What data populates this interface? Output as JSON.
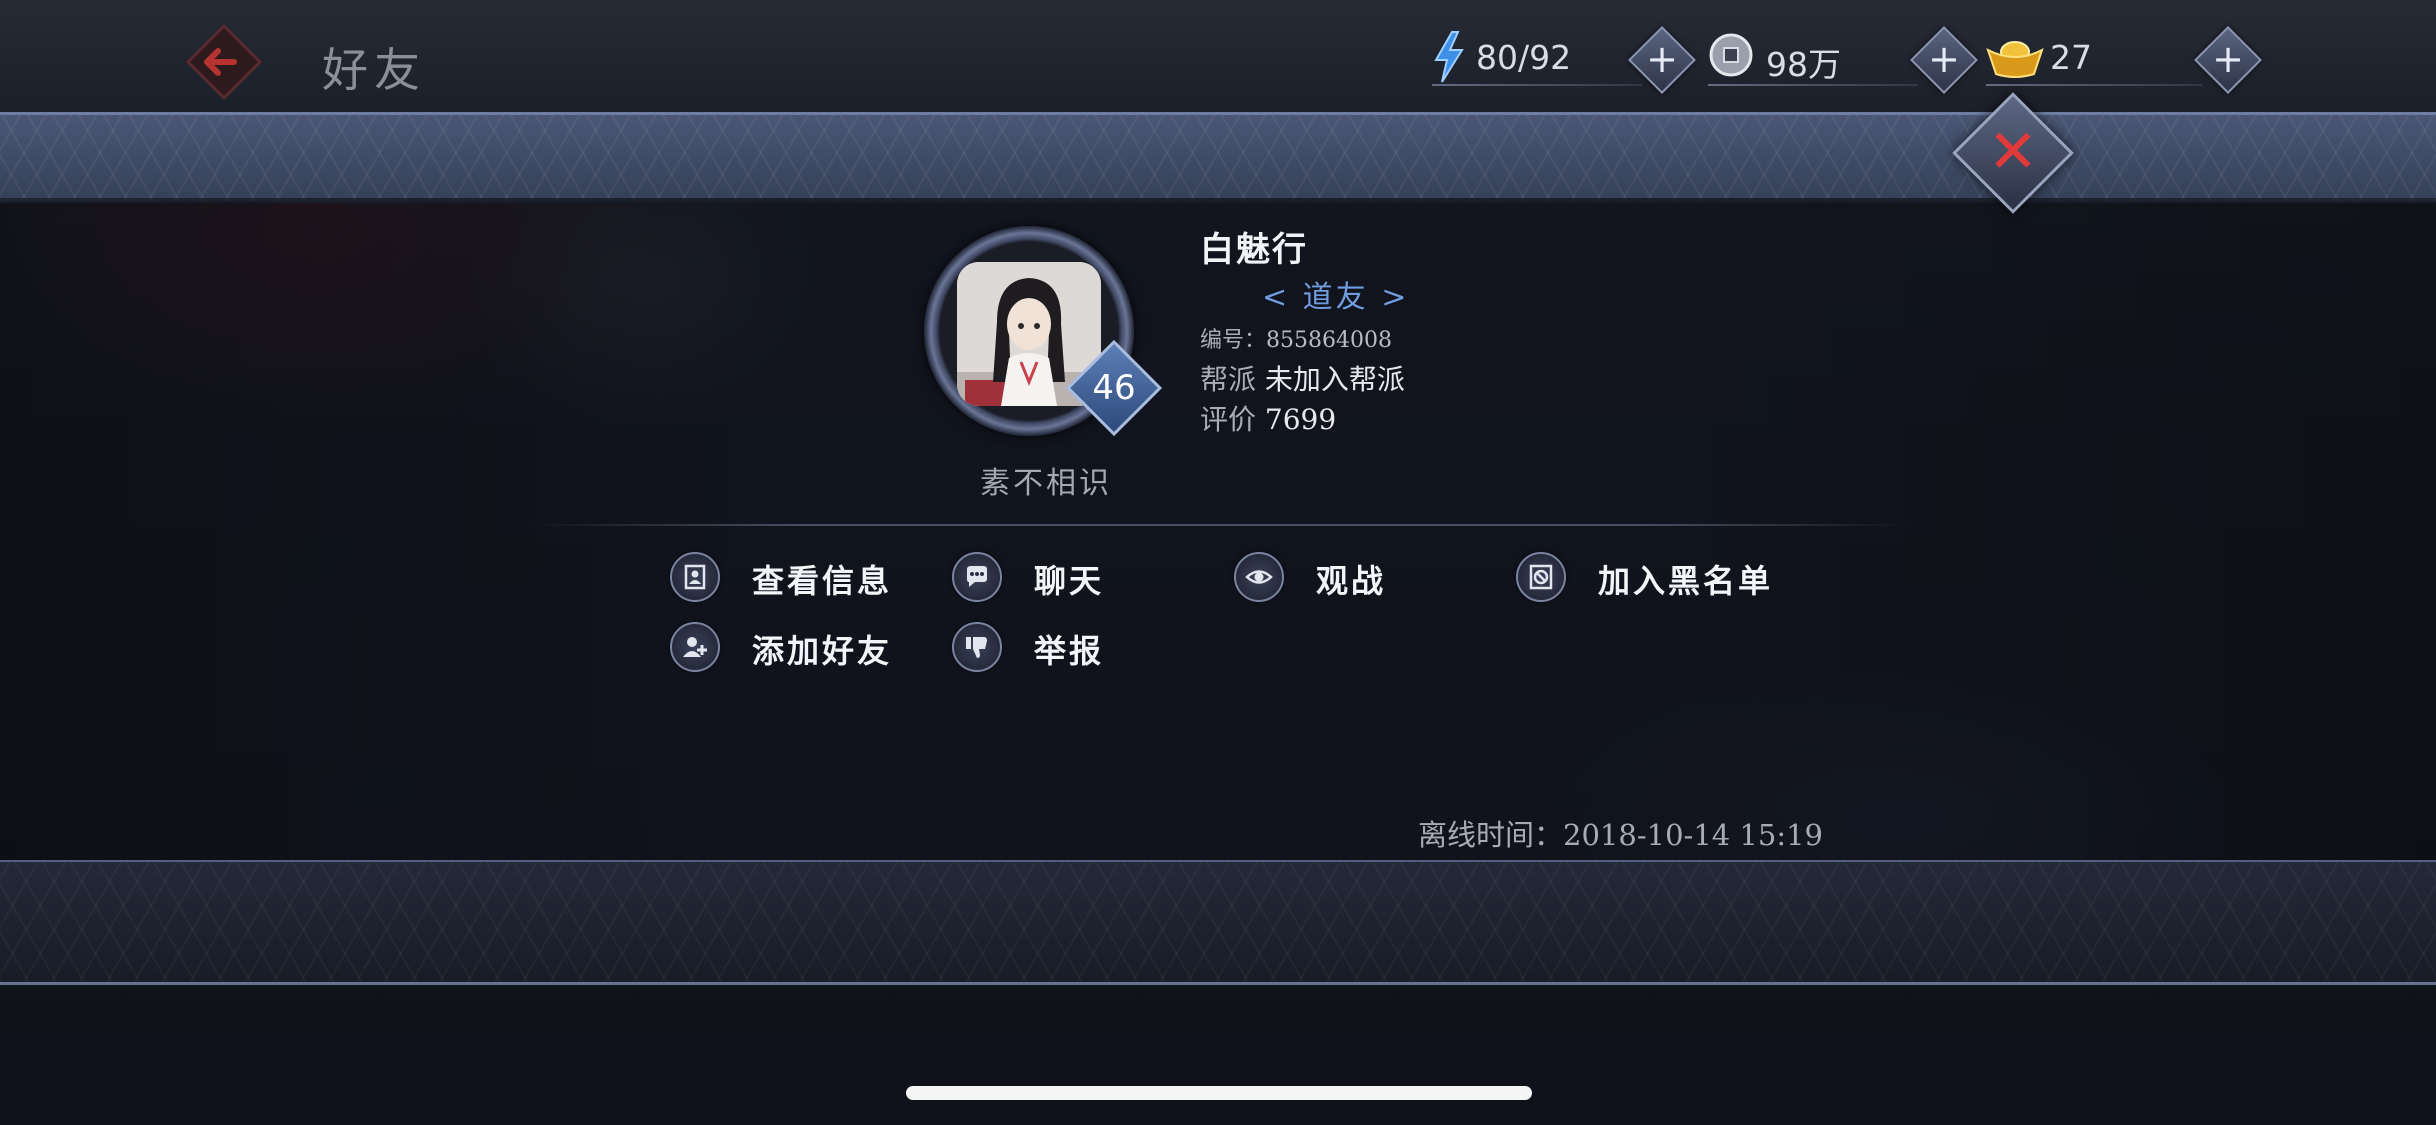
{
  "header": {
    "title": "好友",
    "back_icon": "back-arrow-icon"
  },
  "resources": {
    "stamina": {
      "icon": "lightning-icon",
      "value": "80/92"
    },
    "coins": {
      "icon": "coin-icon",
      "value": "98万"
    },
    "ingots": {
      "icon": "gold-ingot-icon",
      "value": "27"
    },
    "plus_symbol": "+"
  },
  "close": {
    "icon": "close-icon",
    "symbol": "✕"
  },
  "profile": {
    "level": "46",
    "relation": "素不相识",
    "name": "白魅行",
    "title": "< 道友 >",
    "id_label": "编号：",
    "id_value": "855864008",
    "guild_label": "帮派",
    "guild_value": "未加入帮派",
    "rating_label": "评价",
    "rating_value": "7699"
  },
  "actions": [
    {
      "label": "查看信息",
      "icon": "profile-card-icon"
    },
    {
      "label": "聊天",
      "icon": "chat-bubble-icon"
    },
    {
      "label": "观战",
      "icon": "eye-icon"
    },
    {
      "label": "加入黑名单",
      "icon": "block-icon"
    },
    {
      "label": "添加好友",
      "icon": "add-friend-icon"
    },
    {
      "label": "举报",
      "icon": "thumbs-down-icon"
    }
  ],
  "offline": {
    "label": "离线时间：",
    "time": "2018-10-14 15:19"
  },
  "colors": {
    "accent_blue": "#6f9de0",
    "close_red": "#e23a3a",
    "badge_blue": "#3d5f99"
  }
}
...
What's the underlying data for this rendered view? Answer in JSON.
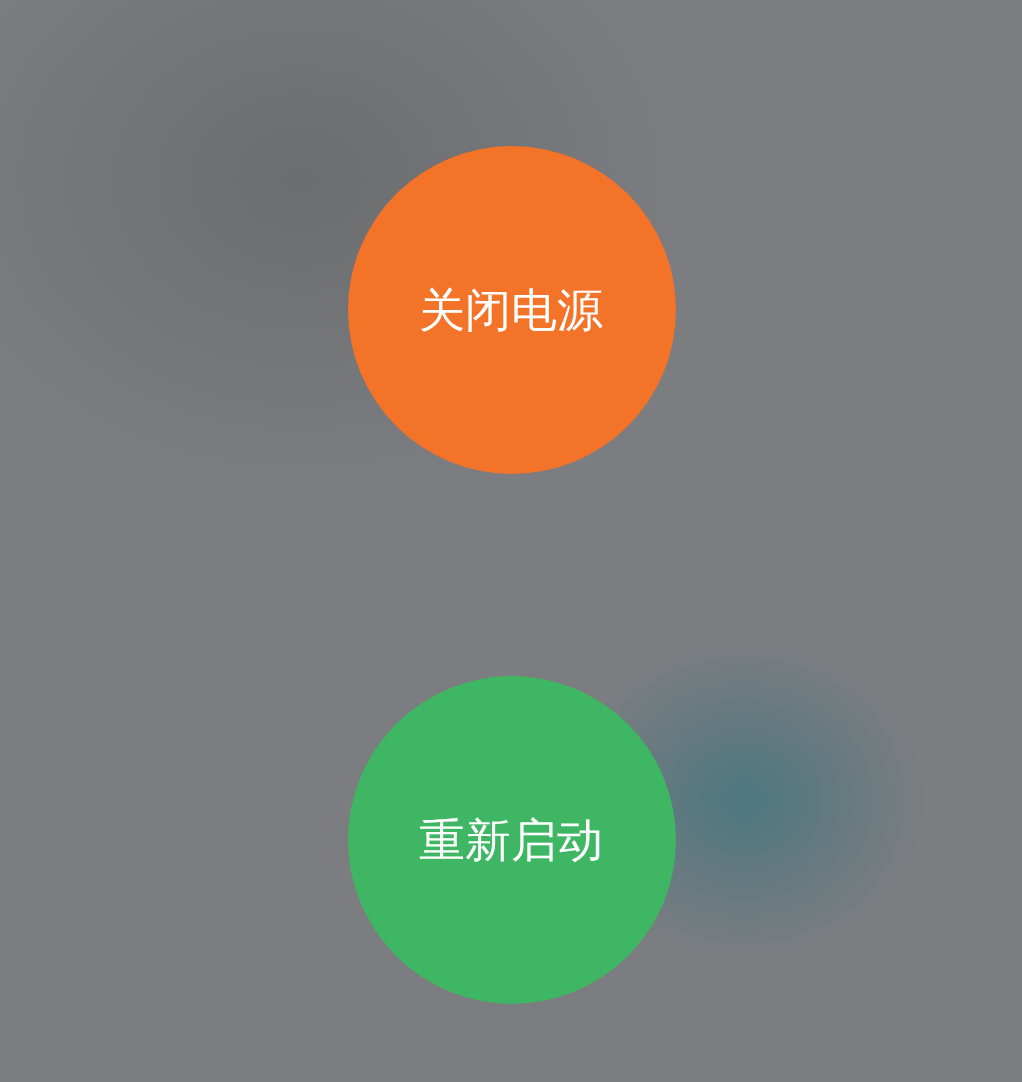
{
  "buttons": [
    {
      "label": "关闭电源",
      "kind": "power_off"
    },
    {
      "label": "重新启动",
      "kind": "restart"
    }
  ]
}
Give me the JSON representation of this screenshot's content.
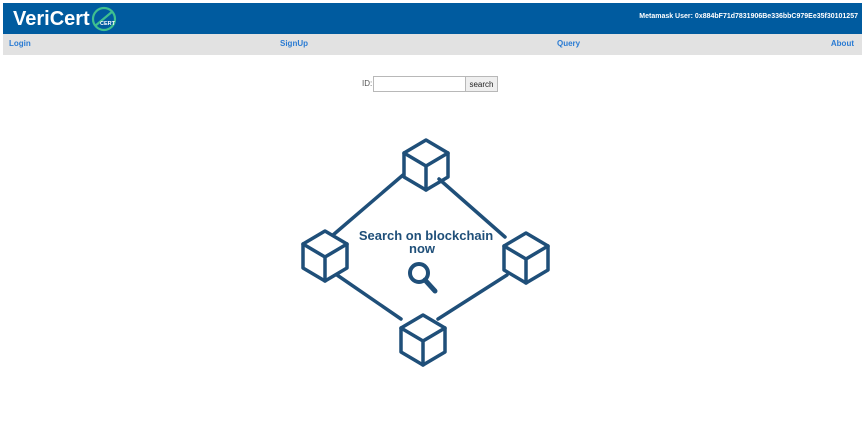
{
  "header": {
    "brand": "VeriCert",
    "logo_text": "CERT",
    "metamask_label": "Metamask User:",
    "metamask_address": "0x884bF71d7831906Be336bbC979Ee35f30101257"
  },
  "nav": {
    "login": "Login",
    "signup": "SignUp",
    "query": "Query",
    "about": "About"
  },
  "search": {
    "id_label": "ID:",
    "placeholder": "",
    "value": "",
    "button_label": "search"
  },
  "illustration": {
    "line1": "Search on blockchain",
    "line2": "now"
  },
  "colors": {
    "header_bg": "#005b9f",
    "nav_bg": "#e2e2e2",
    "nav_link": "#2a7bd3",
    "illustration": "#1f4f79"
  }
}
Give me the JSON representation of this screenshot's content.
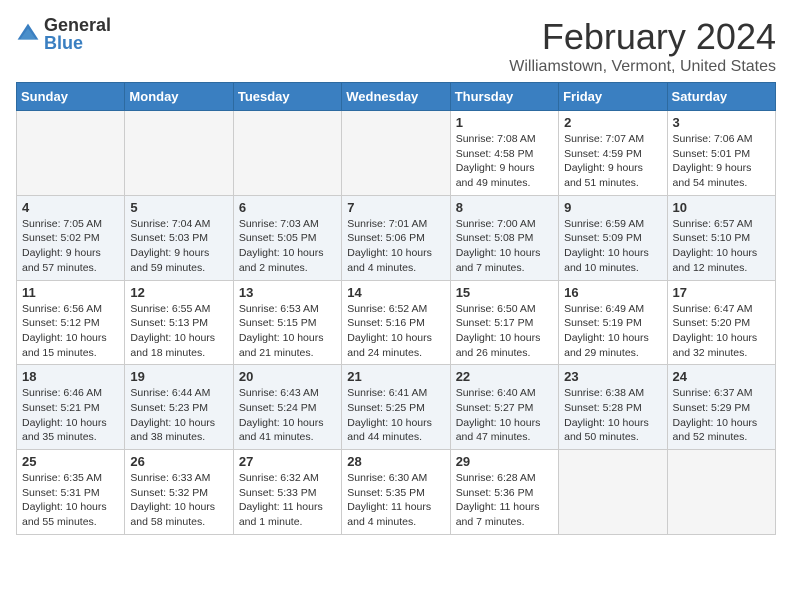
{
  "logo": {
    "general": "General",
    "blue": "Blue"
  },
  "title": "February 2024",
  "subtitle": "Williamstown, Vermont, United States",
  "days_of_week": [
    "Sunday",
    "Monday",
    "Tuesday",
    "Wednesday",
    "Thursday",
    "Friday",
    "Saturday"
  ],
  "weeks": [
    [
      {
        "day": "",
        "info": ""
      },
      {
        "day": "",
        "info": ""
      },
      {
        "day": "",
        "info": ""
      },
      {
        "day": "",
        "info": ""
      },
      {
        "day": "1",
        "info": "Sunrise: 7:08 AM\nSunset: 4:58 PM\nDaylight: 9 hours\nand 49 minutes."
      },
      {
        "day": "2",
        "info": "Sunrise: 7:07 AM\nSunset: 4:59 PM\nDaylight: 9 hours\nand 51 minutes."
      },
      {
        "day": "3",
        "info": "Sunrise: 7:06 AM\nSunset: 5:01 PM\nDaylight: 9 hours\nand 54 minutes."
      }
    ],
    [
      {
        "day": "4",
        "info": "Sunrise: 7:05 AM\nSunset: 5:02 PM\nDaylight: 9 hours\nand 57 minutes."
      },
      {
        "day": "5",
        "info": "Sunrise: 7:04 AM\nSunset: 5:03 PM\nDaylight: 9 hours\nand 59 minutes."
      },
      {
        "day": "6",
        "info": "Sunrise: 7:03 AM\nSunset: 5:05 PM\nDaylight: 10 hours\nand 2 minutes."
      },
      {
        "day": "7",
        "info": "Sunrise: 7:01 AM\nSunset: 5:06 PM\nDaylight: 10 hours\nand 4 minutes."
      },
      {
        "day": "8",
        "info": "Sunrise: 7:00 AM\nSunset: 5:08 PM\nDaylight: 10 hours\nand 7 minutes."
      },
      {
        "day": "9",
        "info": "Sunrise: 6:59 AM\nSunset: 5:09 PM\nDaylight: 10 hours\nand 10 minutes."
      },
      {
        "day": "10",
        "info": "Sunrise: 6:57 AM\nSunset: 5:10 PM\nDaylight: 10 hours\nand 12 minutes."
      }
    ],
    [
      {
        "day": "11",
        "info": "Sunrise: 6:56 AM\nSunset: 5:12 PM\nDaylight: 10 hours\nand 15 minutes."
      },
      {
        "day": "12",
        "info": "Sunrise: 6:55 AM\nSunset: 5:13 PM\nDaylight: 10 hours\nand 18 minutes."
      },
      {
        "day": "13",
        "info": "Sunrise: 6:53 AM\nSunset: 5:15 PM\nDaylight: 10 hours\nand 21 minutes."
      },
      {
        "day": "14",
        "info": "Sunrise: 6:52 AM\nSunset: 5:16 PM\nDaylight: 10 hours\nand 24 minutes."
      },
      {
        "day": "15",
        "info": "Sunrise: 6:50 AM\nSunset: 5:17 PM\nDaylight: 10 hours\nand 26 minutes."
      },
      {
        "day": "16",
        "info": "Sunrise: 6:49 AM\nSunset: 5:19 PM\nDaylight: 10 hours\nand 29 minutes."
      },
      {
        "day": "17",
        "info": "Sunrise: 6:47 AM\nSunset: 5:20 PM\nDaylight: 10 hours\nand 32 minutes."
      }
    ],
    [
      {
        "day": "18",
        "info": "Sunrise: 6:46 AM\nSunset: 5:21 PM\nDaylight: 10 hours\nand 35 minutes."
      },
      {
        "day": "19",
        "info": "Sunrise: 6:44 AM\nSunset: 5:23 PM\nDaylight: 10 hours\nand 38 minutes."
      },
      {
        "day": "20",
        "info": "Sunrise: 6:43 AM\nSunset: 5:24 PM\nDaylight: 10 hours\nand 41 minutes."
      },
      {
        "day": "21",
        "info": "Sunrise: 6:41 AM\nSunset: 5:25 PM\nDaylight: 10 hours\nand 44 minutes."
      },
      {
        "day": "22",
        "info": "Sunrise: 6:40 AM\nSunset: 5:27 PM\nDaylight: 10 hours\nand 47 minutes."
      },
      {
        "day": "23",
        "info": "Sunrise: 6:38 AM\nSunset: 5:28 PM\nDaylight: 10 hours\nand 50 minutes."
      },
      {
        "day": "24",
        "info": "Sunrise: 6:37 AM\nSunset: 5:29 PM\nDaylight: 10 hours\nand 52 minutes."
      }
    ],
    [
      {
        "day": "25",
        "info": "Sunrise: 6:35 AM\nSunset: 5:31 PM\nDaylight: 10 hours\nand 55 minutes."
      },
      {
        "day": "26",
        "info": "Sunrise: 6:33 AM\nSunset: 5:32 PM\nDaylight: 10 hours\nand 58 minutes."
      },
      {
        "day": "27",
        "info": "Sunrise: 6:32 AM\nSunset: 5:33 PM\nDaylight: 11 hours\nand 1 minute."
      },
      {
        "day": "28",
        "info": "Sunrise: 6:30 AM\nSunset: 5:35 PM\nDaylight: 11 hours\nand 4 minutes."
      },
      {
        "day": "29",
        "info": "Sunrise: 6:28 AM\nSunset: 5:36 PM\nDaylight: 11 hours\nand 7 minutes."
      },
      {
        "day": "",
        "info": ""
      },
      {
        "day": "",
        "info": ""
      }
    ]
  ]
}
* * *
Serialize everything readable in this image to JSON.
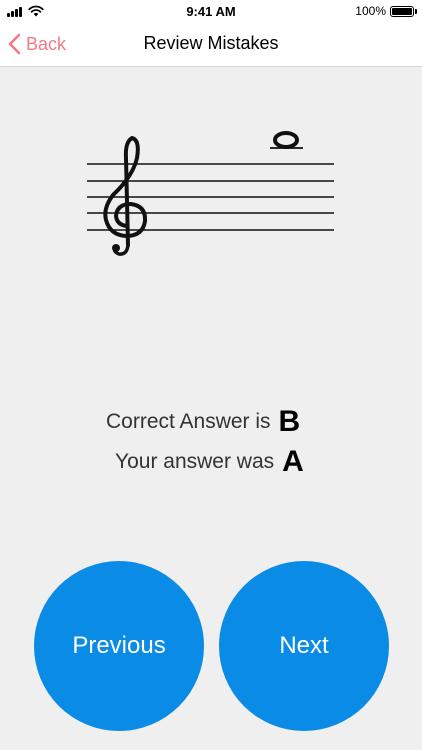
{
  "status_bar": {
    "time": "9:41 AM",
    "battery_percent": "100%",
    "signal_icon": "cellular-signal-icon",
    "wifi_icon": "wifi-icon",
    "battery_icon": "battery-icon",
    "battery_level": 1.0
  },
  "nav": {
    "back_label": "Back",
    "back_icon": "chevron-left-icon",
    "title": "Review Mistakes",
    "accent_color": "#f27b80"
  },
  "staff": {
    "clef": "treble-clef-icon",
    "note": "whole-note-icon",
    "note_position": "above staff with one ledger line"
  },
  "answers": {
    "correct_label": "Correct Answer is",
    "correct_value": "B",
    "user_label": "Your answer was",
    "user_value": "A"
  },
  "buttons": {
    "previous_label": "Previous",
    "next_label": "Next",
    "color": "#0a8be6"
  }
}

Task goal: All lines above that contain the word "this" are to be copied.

Written reply:
What data populates this interface? Output as JSON.
What's the underlying data for this rendered view? Answer in JSON.
Give me the JSON representation of this screenshot's content.
Give me the JSON representation of this screenshot's content.
Serialize everything readable in this image to JSON.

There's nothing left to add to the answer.